Data for the task
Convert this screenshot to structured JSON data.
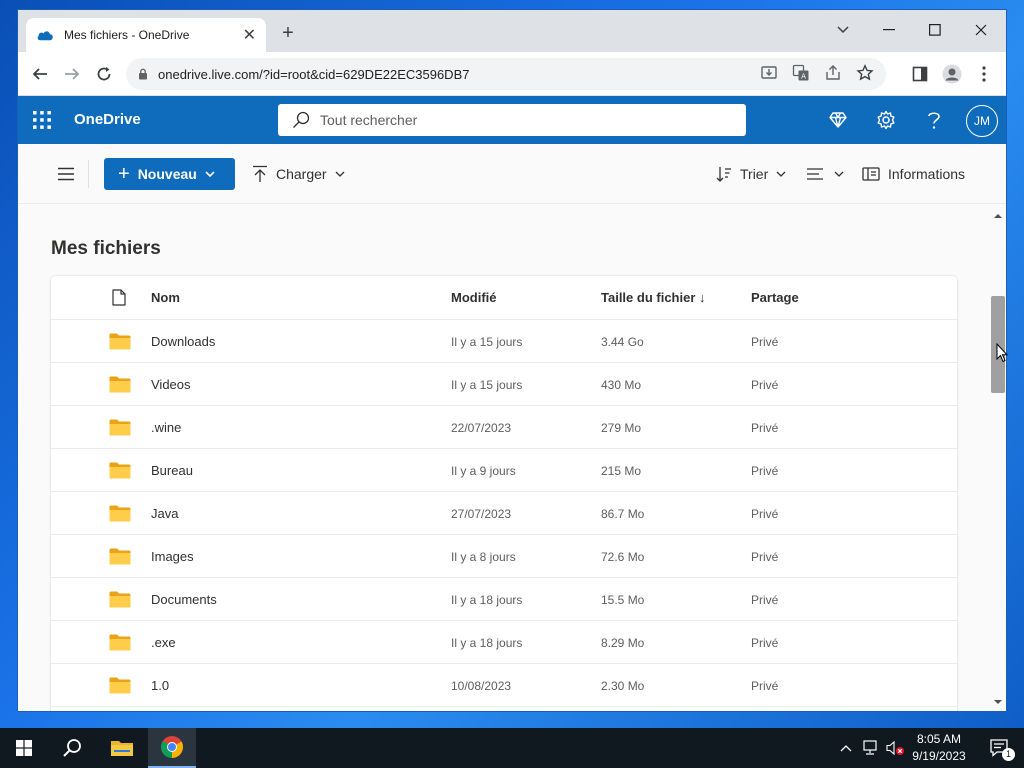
{
  "browser": {
    "tab_title": "Mes fichiers - OneDrive",
    "new_tab": "+",
    "url": "onedrive.live.com/?id=root&cid=629DE22EC3596DB7"
  },
  "app": {
    "name": "OneDrive",
    "search_placeholder": "Tout rechercher",
    "avatar_initials": "JM",
    "accent": "#0f6cbd"
  },
  "commands": {
    "new_label": "Nouveau",
    "upload_label": "Charger",
    "sort_label": "Trier",
    "info_label": "Informations"
  },
  "page": {
    "title": "Mes fichiers"
  },
  "files": {
    "headers": {
      "name": "Nom",
      "modified": "Modifié",
      "size": "Taille du fichier ↓",
      "sharing": "Partage"
    },
    "rows": [
      {
        "name": "Downloads",
        "modified": "Il y a 15 jours",
        "size": "3.44 Go",
        "sharing": "Privé"
      },
      {
        "name": "Videos",
        "modified": "Il y a 15 jours",
        "size": "430 Mo",
        "sharing": "Privé"
      },
      {
        "name": ".wine",
        "modified": "22/07/2023",
        "size": "279 Mo",
        "sharing": "Privé"
      },
      {
        "name": "Bureau",
        "modified": "Il y a 9 jours",
        "size": "215 Mo",
        "sharing": "Privé"
      },
      {
        "name": "Java",
        "modified": "27/07/2023",
        "size": "86.7 Mo",
        "sharing": "Privé"
      },
      {
        "name": "Images",
        "modified": "Il y a 8 jours",
        "size": "72.6 Mo",
        "sharing": "Privé"
      },
      {
        "name": "Documents",
        "modified": "Il y a 18 jours",
        "size": "15.5 Mo",
        "sharing": "Privé"
      },
      {
        "name": ".exe",
        "modified": "Il y a 18 jours",
        "size": "8.29 Mo",
        "sharing": "Privé"
      },
      {
        "name": "1.0",
        "modified": "10/08/2023",
        "size": "2.30 Mo",
        "sharing": "Privé"
      }
    ]
  },
  "taskbar": {
    "time": "8:05 AM",
    "date": "9/19/2023",
    "notification_count": "1"
  }
}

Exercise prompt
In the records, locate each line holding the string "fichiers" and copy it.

Your solution
    "tab_title": "Mes fichiers - OneDrive",
    "title": "Mes fichiers"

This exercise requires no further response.